This week we extended our colliders so that we could used them to prevent the player going off the edges of the screen. We used it to show how software design needs to evolve.
Our colliders were designed to be connected to an object with three things:
- A property x containing the x-coordinate of its location
- A property y containing the y-coordinate of its location
- A function hit() which was called if the attached collider touched another collider
Something to Connect To
We had colliders already attached to our:
but we didn’t have anything to attach to that could represent the side of the screen.
We created a new class called Static() with nothing more than the x, y and hit() that we needed so that we could connect a collider to it (stored in one more property – collider).
We created a pair of these colliders positioned at the right and left-hand side of the screen. We made sure to add them to our list in check_colliders(). Nothing much happened. Why? Well, first, the Player didn’t have a collider, so we added one, liberally copying code from Enemy, which a minor change to the description argument.
Now we could see the contact occurring between the edge and the player, though nothing was stopping it moving yet.
As often happens with code, this change had unexpected consequences; bullets were not firing properly any more. Why? Because the player now had a collider and the bullets were becoming inactive immediately because they were hitting that.
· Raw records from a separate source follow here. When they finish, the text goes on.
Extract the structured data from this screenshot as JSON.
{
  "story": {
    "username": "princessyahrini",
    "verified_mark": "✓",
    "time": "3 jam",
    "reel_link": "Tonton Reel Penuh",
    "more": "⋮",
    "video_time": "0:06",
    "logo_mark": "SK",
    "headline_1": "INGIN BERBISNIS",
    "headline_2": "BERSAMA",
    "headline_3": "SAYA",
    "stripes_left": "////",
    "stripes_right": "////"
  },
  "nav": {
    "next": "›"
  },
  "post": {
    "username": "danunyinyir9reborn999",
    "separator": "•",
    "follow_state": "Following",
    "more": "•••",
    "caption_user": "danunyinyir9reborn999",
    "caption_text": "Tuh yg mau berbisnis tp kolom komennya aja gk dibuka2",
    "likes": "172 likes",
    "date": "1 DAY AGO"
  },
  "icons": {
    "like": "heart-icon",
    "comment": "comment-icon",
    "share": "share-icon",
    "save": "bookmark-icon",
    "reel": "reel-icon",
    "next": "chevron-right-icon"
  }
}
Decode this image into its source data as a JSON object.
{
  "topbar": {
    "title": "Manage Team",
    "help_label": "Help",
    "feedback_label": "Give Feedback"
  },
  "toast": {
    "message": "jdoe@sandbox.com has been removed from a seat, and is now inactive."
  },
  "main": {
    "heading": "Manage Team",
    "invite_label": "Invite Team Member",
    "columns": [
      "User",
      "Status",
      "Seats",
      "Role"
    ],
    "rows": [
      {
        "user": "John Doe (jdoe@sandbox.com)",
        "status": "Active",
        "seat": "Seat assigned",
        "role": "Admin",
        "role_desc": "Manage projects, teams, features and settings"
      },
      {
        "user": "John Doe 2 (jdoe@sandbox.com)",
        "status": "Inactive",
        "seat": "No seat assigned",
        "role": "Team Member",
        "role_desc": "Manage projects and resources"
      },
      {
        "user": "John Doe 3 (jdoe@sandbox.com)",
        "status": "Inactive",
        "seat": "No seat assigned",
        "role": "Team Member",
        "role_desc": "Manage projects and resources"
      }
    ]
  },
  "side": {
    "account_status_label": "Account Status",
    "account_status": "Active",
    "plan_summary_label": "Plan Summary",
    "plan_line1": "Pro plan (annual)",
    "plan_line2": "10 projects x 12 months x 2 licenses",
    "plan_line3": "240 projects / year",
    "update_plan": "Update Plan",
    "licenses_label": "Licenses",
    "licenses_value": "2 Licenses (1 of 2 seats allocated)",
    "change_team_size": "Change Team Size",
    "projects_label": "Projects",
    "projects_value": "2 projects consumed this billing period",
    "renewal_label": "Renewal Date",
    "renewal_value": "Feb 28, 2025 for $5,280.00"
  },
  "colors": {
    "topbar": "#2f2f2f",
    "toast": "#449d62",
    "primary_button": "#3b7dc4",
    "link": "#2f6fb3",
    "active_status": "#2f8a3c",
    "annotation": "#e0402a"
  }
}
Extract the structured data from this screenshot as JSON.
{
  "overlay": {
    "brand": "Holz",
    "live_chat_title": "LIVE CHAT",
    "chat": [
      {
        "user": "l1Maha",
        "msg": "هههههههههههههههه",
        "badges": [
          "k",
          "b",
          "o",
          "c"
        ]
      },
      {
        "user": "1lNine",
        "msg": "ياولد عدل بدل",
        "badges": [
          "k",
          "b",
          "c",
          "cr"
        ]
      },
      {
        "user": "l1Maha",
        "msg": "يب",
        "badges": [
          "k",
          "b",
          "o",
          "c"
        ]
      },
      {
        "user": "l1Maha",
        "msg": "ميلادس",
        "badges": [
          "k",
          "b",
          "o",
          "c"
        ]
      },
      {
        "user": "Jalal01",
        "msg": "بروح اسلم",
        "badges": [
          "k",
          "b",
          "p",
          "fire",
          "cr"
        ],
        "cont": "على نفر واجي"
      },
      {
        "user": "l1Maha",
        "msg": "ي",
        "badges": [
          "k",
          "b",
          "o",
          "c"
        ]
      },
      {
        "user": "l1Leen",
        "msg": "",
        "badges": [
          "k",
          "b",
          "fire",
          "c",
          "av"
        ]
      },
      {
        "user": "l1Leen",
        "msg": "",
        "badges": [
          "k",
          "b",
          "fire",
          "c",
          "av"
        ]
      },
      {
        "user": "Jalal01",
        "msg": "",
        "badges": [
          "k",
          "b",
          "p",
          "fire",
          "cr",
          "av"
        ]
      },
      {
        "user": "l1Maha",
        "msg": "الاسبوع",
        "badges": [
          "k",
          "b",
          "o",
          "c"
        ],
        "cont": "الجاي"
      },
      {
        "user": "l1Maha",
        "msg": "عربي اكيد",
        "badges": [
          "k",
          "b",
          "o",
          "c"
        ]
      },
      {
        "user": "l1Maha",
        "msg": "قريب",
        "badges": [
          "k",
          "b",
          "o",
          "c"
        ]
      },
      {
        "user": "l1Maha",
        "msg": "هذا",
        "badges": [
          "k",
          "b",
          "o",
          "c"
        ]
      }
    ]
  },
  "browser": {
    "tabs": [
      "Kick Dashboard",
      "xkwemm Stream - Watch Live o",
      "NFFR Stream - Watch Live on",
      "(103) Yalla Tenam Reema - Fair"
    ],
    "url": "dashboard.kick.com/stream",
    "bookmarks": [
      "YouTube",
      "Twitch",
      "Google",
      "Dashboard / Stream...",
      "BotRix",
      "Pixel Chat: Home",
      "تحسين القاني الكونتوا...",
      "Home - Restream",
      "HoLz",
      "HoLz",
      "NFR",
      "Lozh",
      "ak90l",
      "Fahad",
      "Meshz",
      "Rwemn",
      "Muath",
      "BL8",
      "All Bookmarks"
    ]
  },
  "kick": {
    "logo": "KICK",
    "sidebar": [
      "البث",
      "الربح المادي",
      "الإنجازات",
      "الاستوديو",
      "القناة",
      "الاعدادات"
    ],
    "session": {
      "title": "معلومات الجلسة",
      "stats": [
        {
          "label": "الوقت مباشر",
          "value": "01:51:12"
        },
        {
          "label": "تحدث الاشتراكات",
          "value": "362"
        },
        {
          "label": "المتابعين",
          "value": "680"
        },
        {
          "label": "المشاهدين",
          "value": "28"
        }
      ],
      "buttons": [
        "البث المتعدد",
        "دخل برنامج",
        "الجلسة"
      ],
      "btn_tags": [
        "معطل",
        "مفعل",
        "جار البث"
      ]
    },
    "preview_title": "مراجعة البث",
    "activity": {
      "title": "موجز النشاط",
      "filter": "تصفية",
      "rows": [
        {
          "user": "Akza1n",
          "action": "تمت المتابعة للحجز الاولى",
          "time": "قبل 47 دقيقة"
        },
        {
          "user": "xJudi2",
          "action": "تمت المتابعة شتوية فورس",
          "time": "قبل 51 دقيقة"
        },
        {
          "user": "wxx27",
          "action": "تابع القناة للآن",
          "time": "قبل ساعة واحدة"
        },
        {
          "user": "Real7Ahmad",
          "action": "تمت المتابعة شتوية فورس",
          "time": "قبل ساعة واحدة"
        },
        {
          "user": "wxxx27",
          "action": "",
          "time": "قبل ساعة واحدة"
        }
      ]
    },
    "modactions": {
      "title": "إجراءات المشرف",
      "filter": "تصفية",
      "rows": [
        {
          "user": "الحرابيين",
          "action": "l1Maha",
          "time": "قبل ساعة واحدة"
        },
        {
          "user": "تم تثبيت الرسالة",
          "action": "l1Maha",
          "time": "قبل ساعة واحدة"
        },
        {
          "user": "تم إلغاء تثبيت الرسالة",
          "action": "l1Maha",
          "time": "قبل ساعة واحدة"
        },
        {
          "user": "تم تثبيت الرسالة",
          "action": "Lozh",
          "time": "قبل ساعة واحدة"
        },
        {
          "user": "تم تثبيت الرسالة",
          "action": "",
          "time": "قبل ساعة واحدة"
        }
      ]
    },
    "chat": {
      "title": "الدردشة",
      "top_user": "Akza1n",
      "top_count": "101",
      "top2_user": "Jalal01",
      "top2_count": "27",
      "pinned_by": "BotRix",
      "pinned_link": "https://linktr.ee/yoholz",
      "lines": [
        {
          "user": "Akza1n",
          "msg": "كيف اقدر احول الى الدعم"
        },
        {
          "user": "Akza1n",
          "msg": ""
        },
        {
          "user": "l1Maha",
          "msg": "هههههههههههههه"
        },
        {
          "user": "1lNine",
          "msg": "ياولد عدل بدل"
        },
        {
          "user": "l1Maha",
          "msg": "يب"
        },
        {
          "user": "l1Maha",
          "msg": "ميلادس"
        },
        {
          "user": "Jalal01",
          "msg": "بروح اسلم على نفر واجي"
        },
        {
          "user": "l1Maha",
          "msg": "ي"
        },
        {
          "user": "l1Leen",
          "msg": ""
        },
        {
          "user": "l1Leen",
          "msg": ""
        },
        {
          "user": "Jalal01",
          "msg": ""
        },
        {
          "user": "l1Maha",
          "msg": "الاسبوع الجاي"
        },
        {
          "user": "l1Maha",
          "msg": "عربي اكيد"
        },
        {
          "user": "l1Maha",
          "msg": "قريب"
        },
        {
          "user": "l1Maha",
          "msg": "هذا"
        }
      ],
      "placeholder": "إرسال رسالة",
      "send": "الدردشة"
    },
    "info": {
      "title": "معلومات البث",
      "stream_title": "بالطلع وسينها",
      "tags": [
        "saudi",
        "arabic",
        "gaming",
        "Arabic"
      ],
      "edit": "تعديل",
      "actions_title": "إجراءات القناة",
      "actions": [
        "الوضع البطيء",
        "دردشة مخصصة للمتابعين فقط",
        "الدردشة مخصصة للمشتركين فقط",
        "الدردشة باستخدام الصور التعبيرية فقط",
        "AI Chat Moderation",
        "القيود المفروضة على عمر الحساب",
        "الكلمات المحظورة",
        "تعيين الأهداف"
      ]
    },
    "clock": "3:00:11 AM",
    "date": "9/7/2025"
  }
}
The fix was to modify the Bullet’s hit() function to ignore hitting a collider with the description “player”.
Stopping the Player Moving
We now knew our player was hitting an edge, but another problem became apparent: we didn’t know which edge!
To properly stop the player and stop it moving too far, we really needed to know which side of the player the collider we’d hit was, but that information wasn’t available to us with the current design.
A couple of quick changes were necessary:
- In Collider.touching(), instead of just passing the descriptors to the objects hit() functions, we changed it to pass the Collider itself.
- In all the hit() functions, we had to made a small adjustment to account for the fact that we were now getting a Collider and not just a string.
With the extra information from the collider, were were able to determine how far the player should be allowed to move to and prevent it going further by setting the x value appropriately.
The files for this week can be found on our GitHub repository.